Sustainable Ecosystems

Communities of the Gulf Coast refuse to be a sacrifice zone any longer.

  • The Gulf Coast continues to be a site of powerful community resistance against the devastating impacts of not only fossil fuel extraction from its land and waters, but also the stealing of land, people and labor from this region as a sacrifice zone to the country.
  • Continued investment in the dying industry of fossil fuels in this region, as we see the world shifting energy economies to renewable and clean energy, perpetuates the cycle of generational poverty this region has already suffered from far too long.
  • This is our home, not a sacrifice zone. We demand a just transition now.

For a sustainable climate and environment, we want to see:

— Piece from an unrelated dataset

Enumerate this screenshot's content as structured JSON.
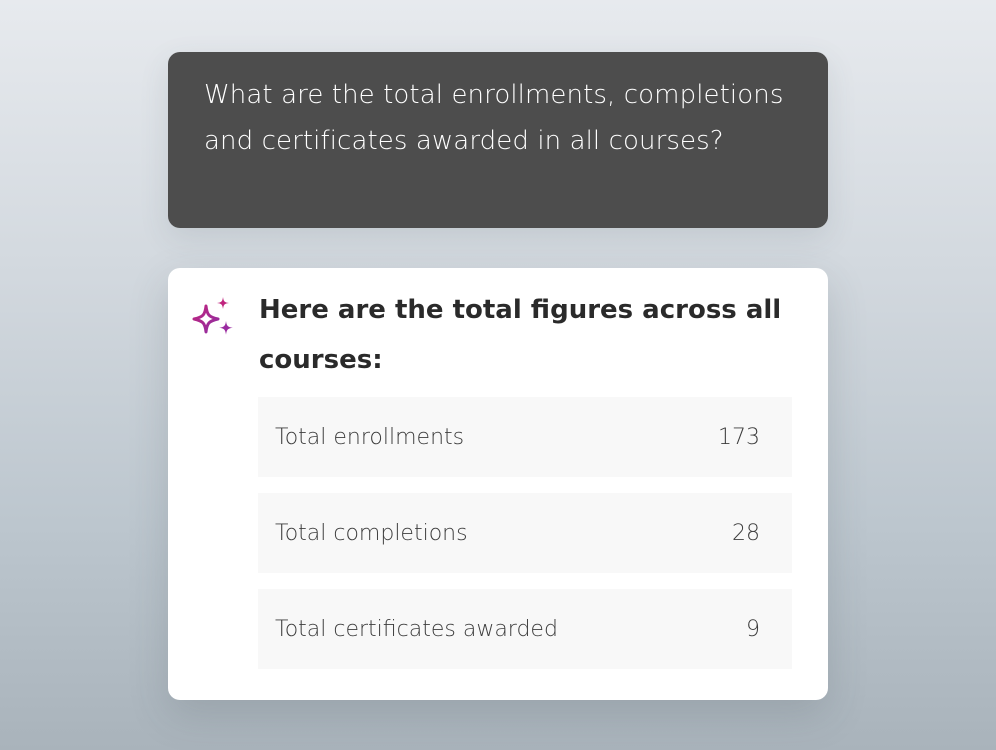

    • A halt to the expansion of offshore drilling projects in the Gulf South, and cancelling the August 24th fossil fuel auction.
      • From Hurricane Katrina to the disappearance of entire islands below rising waters such as Isle de Jean Charles, Gulf Coast communities have known devastating climate impacts and the despicably slow and inadequate responses those impacts receive from our country’s leaders. Black, Brown, and poor communities, who are hit first and hardest by the impacts of climate change, continue to face abandonment when these disasters strike.
      • True climate justice means doing everything possible to prevent climate disasters from happening in the first place by keeping fossil fuels in the ground, and coming together to protect everyone from those we can’t prevent.
      • Our goal is to stop the expansion of the fossil fuel industry: no new tar sands pipelines, no new coal mines, no new offshore drilling, no new fracking, and no new leases of public lands for fossil fuel extraction of any kind. We’d be better off investing all that capital in a clean energy economy and into our communities.
      • As part of the Paris Climate agreement, the US officially committed to keeping warming well below two degrees Celsius — selling Gulf Coast waters to the highest bidder for new fossil fuel extraction projects is inconsistent with that bare-minimum commitment.
      • Earlier this year, Shell spilled 90,000 gallons of oil from offshore drilling infrastructure in the Gulf of Mexico. These types of accidents are devastating, dangerous, and inevitable if offshore drilling continues in the Gulf.
      • By allowing leases for offshore drilling, the Obama administration continues to offer the Gulf South region up as a sacrifice zone for the fossil fuel industry.